EXERCISE OBJECTIVE:
List all the lines in these records that hold "various".

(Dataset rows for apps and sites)

───

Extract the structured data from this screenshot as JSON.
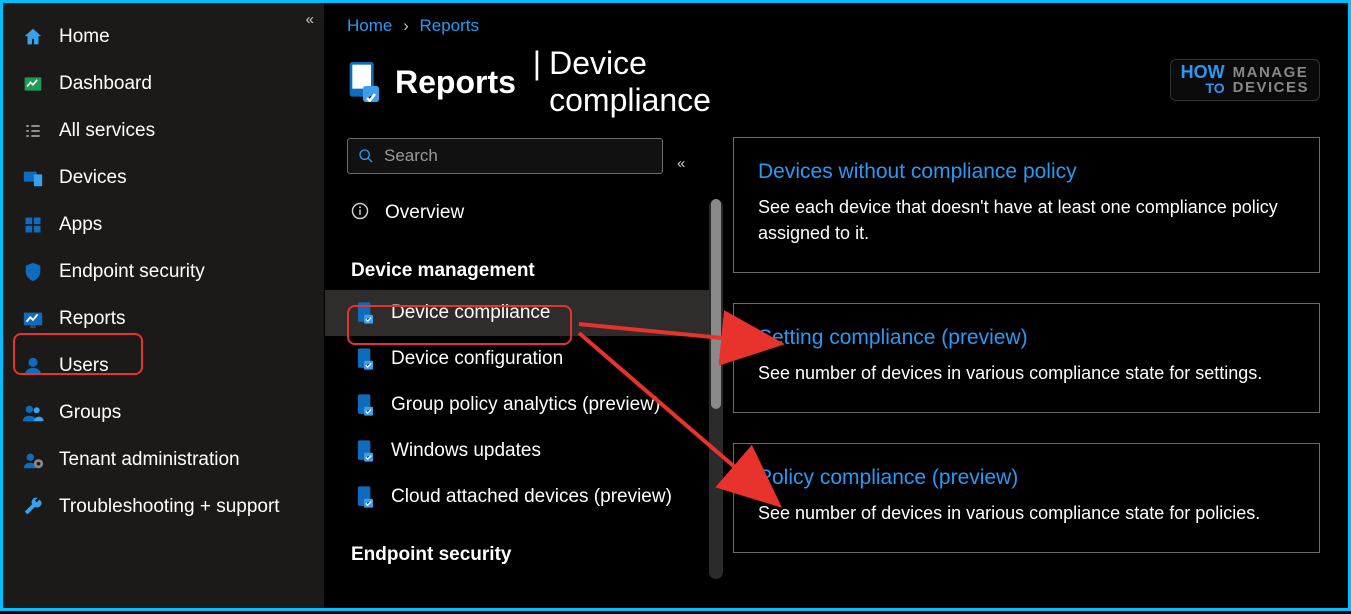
{
  "sidebar": {
    "items": [
      {
        "label": "Home"
      },
      {
        "label": "Dashboard"
      },
      {
        "label": "All services"
      },
      {
        "label": "Devices"
      },
      {
        "label": "Apps"
      },
      {
        "label": "Endpoint security"
      },
      {
        "label": "Reports"
      },
      {
        "label": "Users"
      },
      {
        "label": "Groups"
      },
      {
        "label": "Tenant administration"
      },
      {
        "label": "Troubleshooting + support"
      }
    ]
  },
  "breadcrumb": {
    "home": "Home",
    "reports": "Reports"
  },
  "header": {
    "title": "Reports",
    "subtitle": "Device compliance"
  },
  "search": {
    "placeholder": "Search"
  },
  "secondary_nav": {
    "overview": "Overview",
    "section_dm": "Device management",
    "items": [
      {
        "label": "Device compliance"
      },
      {
        "label": "Device configuration"
      },
      {
        "label": "Group policy analytics (preview)"
      },
      {
        "label": "Windows updates"
      },
      {
        "label": "Cloud attached devices (preview)"
      }
    ],
    "section_es": "Endpoint security"
  },
  "cards": [
    {
      "title": "Devices without compliance policy",
      "desc": "See each device that doesn't have at least one compliance policy assigned to it."
    },
    {
      "title": "Setting compliance (preview)",
      "desc": "See number of devices in various compliance state for settings."
    },
    {
      "title": "Policy compliance (preview)",
      "desc": "See number of devices in various compliance state for policies."
    }
  ],
  "watermark": {
    "how": "HOW",
    "to": "TO",
    "manage": "MANAGE",
    "devices": "DEVICES"
  }
}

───

ANSWER BOX:
      "desc": "See number of devices in various compliance state for settings."
      "desc": "See number of devices in various compliance state for policies."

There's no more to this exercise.